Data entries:
----------------------------------------

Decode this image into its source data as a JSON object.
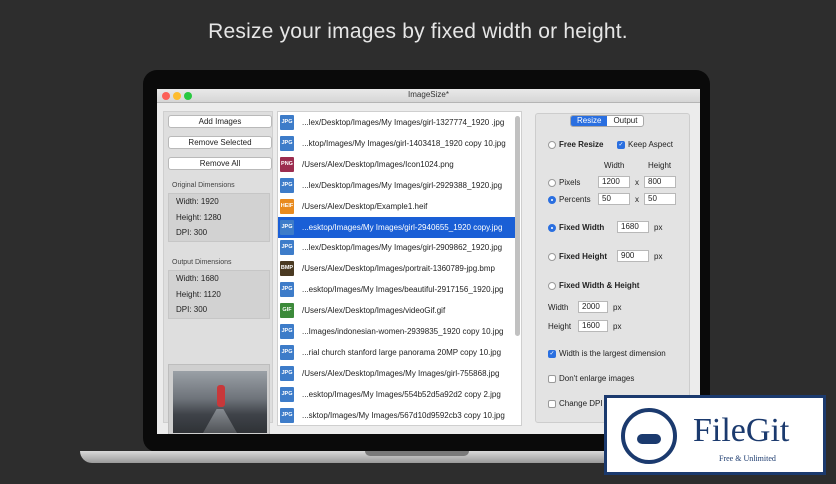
{
  "headline": "Resize your images by fixed width or height.",
  "window": {
    "title": "ImageSize*"
  },
  "left": {
    "add_images": "Add Images",
    "remove_selected": "Remove Selected",
    "remove_all": "Remove All",
    "original_title": "Original Dimensions",
    "original": [
      "Width: 1920",
      "Height: 1280",
      "DPI: 300"
    ],
    "output_title": "Output Dimensions",
    "output": [
      "Width: 1680",
      "Height: 1120",
      "DPI: 300"
    ]
  },
  "files": [
    {
      "type": "JPG",
      "color": "#3d7cc9",
      "name": "...lex/Desktop/Images/My Images/girl-1327774_1920 .jpg"
    },
    {
      "type": "JPG",
      "color": "#3d7cc9",
      "name": "...ktop/Images/My Images/girl-1403418_1920 copy 10.jpg"
    },
    {
      "type": "PNG",
      "color": "#9c2d4f",
      "name": "/Users/Alex/Desktop/Images/Icon1024.png"
    },
    {
      "type": "JPG",
      "color": "#3d7cc9",
      "name": "...lex/Desktop/Images/My Images/girl-2929388_1920.jpg"
    },
    {
      "type": "HEIF",
      "color": "#e88a1e",
      "name": "/Users/Alex/Desktop/Example1.heif"
    },
    {
      "type": "JPG",
      "color": "#3d7cc9",
      "name": "...esktop/Images/My Images/girl-2940655_1920 copy.jpg",
      "selected": true
    },
    {
      "type": "JPG",
      "color": "#3d7cc9",
      "name": "...lex/Desktop/Images/My Images/girl-2909862_1920.jpg"
    },
    {
      "type": "BMP",
      "color": "#4a3a22",
      "name": "/Users/Alex/Desktop/Images/portrait-1360789-jpg.bmp"
    },
    {
      "type": "JPG",
      "color": "#3d7cc9",
      "name": "...esktop/Images/My Images/beautiful-2917156_1920.jpg"
    },
    {
      "type": "GIF",
      "color": "#3c8a3a",
      "name": "/Users/Alex/Desktop/Images/videoGif.gif"
    },
    {
      "type": "JPG",
      "color": "#3d7cc9",
      "name": "...Images/indonesian-women-2939835_1920 copy 10.jpg"
    },
    {
      "type": "JPG",
      "color": "#3d7cc9",
      "name": "...rial church stanford large panorama 20MP copy 10.jpg"
    },
    {
      "type": "JPG",
      "color": "#3d7cc9",
      "name": "/Users/Alex/Desktop/Images/My Images/girl-755868.jpg"
    },
    {
      "type": "JPG",
      "color": "#3d7cc9",
      "name": "...esktop/Images/My Images/554b52d5a92d2 copy 2.jpg"
    },
    {
      "type": "JPG",
      "color": "#3d7cc9",
      "name": "...sktop/Images/My Images/567d10d9592cb3 copy 10.jpg"
    }
  ],
  "right": {
    "tab_resize": "Resize",
    "tab_output": "Output",
    "free_resize": "Free Resize",
    "keep_aspect": "Keep Aspect",
    "col_width": "Width",
    "col_height": "Height",
    "pixels": "Pixels",
    "percents": "Percents",
    "px_w": "1200",
    "px_h": "800",
    "pc_w": "50",
    "pc_h": "50",
    "x": "x",
    "fixed_width": "Fixed Width",
    "fixed_width_val": "1680",
    "fixed_height": "Fixed Height",
    "fixed_height_val": "900",
    "px": "px",
    "fixed_wh": "Fixed Width & Height",
    "fwh_width_label": "Width",
    "fwh_width": "2000",
    "fwh_height_label": "Height",
    "fwh_height": "1600",
    "largest_dim": "Width is the largest dimension",
    "dont_enlarge": "Don't enlarge images",
    "change_dpi": "Change DPI"
  },
  "watermark": {
    "name": "FileGit",
    "tagline": "Free & Unlimited"
  }
}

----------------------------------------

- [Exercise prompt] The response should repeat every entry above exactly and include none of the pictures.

- [Reply to the exercise]
Decode this image into its source data as a JSON object.
{
  "headline": "Resize your images by fixed width or height.",
  "window": {
    "title": "ImageSize*"
  },
  "left": {
    "add_images": "Add Images",
    "remove_selected": "Remove Selected",
    "remove_all": "Remove All",
    "original_title": "Original Dimensions",
    "original": [
      "Width: 1920",
      "Height: 1280",
      "DPI: 300"
    ],
    "output_title": "Output Dimensions",
    "output": [
      "Width: 1680",
      "Height: 1120",
      "DPI: 300"
    ]
  },
  "files": [
    {
      "type": "JPG",
      "color": "#3d7cc9",
      "name": "...lex/Desktop/Images/My Images/girl-1327774_1920 .jpg"
    },
    {
      "type": "JPG",
      "color": "#3d7cc9",
      "name": "...ktop/Images/My Images/girl-1403418_1920 copy 10.jpg"
    },
    {
      "type": "PNG",
      "color": "#9c2d4f",
      "name": "/Users/Alex/Desktop/Images/Icon1024.png"
    },
    {
      "type": "JPG",
      "color": "#3d7cc9",
      "name": "...lex/Desktop/Images/My Images/girl-2929388_1920.jpg"
    },
    {
      "type": "HEIF",
      "color": "#e88a1e",
      "name": "/Users/Alex/Desktop/Example1.heif"
    },
    {
      "type": "JPG",
      "color": "#3d7cc9",
      "name": "...esktop/Images/My Images/girl-2940655_1920 copy.jpg",
      "selected": true
    },
    {
      "type": "JPG",
      "color": "#3d7cc9",
      "name": "...lex/Desktop/Images/My Images/girl-2909862_1920.jpg"
    },
    {
      "type": "BMP",
      "color": "#4a3a22",
      "name": "/Users/Alex/Desktop/Images/portrait-1360789-jpg.bmp"
    },
    {
      "type": "JPG",
      "color": "#3d7cc9",
      "name": "...esktop/Images/My Images/beautiful-2917156_1920.jpg"
    },
    {
      "type": "GIF",
      "color": "#3c8a3a",
      "name": "/Users/Alex/Desktop/Images/videoGif.gif"
    },
    {
      "type": "JPG",
      "color": "#3d7cc9",
      "name": "...Images/indonesian-women-2939835_1920 copy 10.jpg"
    },
    {
      "type": "JPG",
      "color": "#3d7cc9",
      "name": "...rial church stanford large panorama 20MP copy 10.jpg"
    },
    {
      "type": "JPG",
      "color": "#3d7cc9",
      "name": "/Users/Alex/Desktop/Images/My Images/girl-755868.jpg"
    },
    {
      "type": "JPG",
      "color": "#3d7cc9",
      "name": "...esktop/Images/My Images/554b52d5a92d2 copy 2.jpg"
    },
    {
      "type": "JPG",
      "color": "#3d7cc9",
      "name": "...sktop/Images/My Images/567d10d9592cb3 copy 10.jpg"
    }
  ],
  "right": {
    "tab_resize": "Resize",
    "tab_output": "Output",
    "free_resize": "Free Resize",
    "keep_aspect": "Keep Aspect",
    "col_width": "Width",
    "col_height": "Height",
    "pixels": "Pixels",
    "percents": "Percents",
    "px_w": "1200",
    "px_h": "800",
    "pc_w": "50",
    "pc_h": "50",
    "x": "x",
    "fixed_width": "Fixed Width",
    "fixed_width_val": "1680",
    "fixed_height": "Fixed Height",
    "fixed_height_val": "900",
    "px": "px",
    "fixed_wh": "Fixed Width & Height",
    "fwh_width_label": "Width",
    "fwh_width": "2000",
    "fwh_height_label": "Height",
    "fwh_height": "1600",
    "largest_dim": "Width is the largest dimension",
    "dont_enlarge": "Don't enlarge images",
    "change_dpi": "Change DPI"
  },
  "watermark": {
    "name": "FileGit",
    "tagline": "Free & Unlimited"
  }
}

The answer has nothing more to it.